by Roland W. Keith
To discuss the divine nature of God it is best to first define what we mean by the word nature in this context. According to the Miriam-Webster dictionary nature is “the inherent character or basic constitution of a person or thing.” In other words, it is the essence of the person— what makes him, him or her, her.
According to the Bible God is love (John 3:16), He is righteous (John 17:25; Acts 3:14; Romans 1:17), He is just (Luke 18:7-8), and He is forgiving (Ephesians 4:32). All of these attributes of God, among others, we find in man also, but only because God made us in His image. However, where man often falls short in exercising these qualities God’s actions always perfectly reflect His nature. It is because of the fallen condition of man that we often fail to recognize these Godly qualities for what they are, and perhaps more accurately, why we resist them.
According to John: “He came to His own, and His own people did not receive Him. But to all who did receive Him, who believed in His name, He gave the right to become children of God (John 1:11-12). When God manifested Himself as a man, one of perfect character, those literally trained in the word of God failed to discern Who He was. In fact, many claimed He had a demon (John 8:48-49, 52; 10:20-21), and sought to kill Him (Matthew 26:4). Yet, for those who did believe in Him a great honor was in store, as Paul wrote: “for in Christ Jesus you are all sons of God, through faith. For as many of you as were baptized into Christ have put on Christ. There is neither Jew nor Greek, there is neither slave nor free, there is no male and female, for you are all one in Christ Jesus. And if you are Christ's, then you are Abraham's offspring, heirs according to promise (Galatians 3:26-29; see also I John 3:1-3).

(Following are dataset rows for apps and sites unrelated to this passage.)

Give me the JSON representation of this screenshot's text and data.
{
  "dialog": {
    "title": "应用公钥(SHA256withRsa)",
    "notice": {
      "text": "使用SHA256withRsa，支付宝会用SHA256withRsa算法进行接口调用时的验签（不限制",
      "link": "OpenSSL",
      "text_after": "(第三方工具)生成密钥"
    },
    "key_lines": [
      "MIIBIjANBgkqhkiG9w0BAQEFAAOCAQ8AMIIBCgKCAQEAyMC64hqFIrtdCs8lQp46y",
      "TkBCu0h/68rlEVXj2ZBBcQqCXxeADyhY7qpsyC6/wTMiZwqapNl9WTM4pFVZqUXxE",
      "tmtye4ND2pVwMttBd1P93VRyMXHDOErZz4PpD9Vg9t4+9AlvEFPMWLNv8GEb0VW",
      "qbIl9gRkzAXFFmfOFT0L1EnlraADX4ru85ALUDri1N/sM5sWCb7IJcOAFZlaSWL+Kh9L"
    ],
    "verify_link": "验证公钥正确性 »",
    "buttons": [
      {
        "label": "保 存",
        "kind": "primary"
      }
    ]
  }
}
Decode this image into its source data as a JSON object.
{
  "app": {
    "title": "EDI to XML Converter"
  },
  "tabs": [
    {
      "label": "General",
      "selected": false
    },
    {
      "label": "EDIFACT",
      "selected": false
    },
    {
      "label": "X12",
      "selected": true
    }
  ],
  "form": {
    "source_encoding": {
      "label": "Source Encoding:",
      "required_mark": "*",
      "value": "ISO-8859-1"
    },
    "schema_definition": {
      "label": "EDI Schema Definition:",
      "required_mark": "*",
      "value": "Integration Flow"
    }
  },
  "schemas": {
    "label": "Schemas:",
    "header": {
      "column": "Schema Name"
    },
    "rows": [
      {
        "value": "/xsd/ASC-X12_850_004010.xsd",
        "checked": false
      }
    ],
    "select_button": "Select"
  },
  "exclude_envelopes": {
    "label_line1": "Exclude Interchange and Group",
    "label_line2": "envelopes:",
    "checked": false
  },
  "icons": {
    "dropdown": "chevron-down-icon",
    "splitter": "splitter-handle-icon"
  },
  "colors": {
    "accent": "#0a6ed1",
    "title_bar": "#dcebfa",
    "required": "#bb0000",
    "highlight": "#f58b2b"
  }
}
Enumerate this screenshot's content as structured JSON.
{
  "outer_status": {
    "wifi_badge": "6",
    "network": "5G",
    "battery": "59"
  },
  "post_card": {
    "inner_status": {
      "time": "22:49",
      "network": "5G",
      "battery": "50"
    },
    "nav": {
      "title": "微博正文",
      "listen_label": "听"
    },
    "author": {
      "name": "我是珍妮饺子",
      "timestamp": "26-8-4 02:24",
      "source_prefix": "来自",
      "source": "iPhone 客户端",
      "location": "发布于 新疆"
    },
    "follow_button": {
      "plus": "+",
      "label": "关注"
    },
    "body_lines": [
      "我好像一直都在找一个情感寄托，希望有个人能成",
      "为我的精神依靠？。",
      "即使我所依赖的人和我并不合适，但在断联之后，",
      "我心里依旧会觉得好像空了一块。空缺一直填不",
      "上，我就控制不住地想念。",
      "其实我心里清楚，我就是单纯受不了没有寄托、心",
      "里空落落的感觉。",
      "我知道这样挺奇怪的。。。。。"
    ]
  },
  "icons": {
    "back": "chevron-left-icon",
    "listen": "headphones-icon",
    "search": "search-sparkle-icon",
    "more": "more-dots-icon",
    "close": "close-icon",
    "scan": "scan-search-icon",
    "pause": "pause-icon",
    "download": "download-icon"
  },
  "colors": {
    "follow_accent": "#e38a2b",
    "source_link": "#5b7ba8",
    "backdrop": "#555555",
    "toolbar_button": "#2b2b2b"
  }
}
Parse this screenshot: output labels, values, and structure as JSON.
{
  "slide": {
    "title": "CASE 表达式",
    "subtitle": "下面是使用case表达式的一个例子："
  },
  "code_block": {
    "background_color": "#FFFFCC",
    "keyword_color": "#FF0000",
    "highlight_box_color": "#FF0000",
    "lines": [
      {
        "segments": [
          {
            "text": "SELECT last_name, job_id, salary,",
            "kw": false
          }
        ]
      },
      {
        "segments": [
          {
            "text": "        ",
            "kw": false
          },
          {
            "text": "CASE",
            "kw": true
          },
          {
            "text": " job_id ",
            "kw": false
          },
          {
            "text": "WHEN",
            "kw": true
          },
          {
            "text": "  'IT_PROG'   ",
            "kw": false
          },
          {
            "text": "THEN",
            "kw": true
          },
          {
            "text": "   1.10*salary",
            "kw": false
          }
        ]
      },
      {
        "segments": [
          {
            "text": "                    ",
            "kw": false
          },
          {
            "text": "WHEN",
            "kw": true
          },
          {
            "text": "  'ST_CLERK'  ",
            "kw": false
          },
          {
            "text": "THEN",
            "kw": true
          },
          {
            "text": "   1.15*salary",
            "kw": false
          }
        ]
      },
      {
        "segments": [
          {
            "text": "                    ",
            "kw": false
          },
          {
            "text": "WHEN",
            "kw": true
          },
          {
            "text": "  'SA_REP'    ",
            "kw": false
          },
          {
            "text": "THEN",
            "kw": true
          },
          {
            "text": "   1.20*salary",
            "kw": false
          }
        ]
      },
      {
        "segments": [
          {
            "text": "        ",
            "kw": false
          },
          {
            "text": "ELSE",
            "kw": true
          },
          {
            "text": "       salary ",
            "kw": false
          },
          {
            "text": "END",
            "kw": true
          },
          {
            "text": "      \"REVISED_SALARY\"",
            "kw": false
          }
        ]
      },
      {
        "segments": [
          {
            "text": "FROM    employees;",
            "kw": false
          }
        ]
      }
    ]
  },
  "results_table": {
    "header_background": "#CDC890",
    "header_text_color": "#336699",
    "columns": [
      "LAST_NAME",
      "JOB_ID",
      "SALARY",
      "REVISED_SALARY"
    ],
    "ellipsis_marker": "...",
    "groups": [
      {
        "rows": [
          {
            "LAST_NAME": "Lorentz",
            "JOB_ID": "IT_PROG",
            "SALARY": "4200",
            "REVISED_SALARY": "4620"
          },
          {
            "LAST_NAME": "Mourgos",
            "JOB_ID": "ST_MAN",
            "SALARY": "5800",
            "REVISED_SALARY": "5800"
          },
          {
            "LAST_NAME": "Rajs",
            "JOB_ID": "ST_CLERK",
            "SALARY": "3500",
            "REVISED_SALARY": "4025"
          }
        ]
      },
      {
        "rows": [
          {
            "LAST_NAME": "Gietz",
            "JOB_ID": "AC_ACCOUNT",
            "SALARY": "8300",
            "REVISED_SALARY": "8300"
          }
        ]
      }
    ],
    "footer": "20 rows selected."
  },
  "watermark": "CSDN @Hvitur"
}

For those who trust in God comes the privilege of being seen as righteous in the sight of God, as innocent on the day of judgment, through the blood of His Son. Even so, for those who reject God His judgment will come down upon them in all its holy wrath (II Peter 2:4-6).
In order for man to be seen as righteous Jesus lowered Himself from His exalted position, taking on the form of man to pay the debt of sin all men have incurred (Hebrews 2:9-10). It is through His actions and sacrifice that all who will come to Him and confess His name (Romans 10:9), will be saved. We will, in fact, be allowed to share in His divine nature.
We were ransomed with the blood of Christ, and those of us who conduct ourselves in the fear of God and are obedient to the truth, and who model ourselves, as best we can, after the divine nature will be given a place in His eternal kingdom (I Peter 1:17-23). In his second letter Peter wrote, “His divine power has granted to us all things that pertain to life and godliness, through the knowledge of Him who called us to His own glory and excellence, by which He has granted to us His precious and very great promises, so that through them you may become partakers of the divine nature, having escaped from the corruption that is in the world because of sinful desire (II Peter 1:3-4).
When one believes that Jesus is the Christ and suffered on the cross for us how can that person not determine to live according to the will of God (I Peter 4:1-2)? As Paul told Timothy we should be willing to suffer as a good soldier for the cause of Christ, not only to honor God, but also, on a personal level, to receive the promises He has made to those who obey Him (II Timothy 2:3-7). Since sending His Son to earth two thousand years ago God has exercised great patience toward mankind (II Peter 3:8-9), but He will not always strive with man (Genesis 6:3). Each of us has an appointed day to die and thereafter to face judgment (II Corinthians 5:10).
For those of us who study the word of God with open hearts we discover the prophecies concerning these things to be well-confirmed. Undeniably so. Reaching all the way back to Old Testament times we find God’s word to be the attested truth, born out over many centuries by many proofs and the eyewitness accounts of some forty men (II Peter 1:19-21). The Old Testament accounts led us to Jesus and His gospel, which leads us to God’s grace, to faith, and to salvation as set forth in the New Testament (I Peter 2:22-23).
It is in the gospel and the other inspired scriptures that we learn of God’s plan to redeem us through His Son. It is an amazing story of redemptive love and grace wherein mankind is touched by the divine and allowed henceforth to dwell within His light as members of His body.
Please join me next week as we continue our study of the divine nature of God and how each of us can experience and share in it.
Hi! I'm Roland. I began writing after retiring from the Navy in 2015. I believe that we each should strive to learn from one another, by sharing our thoughts and ideas. As a writer my goal is to help other seekers of truth to find and grow in Christ.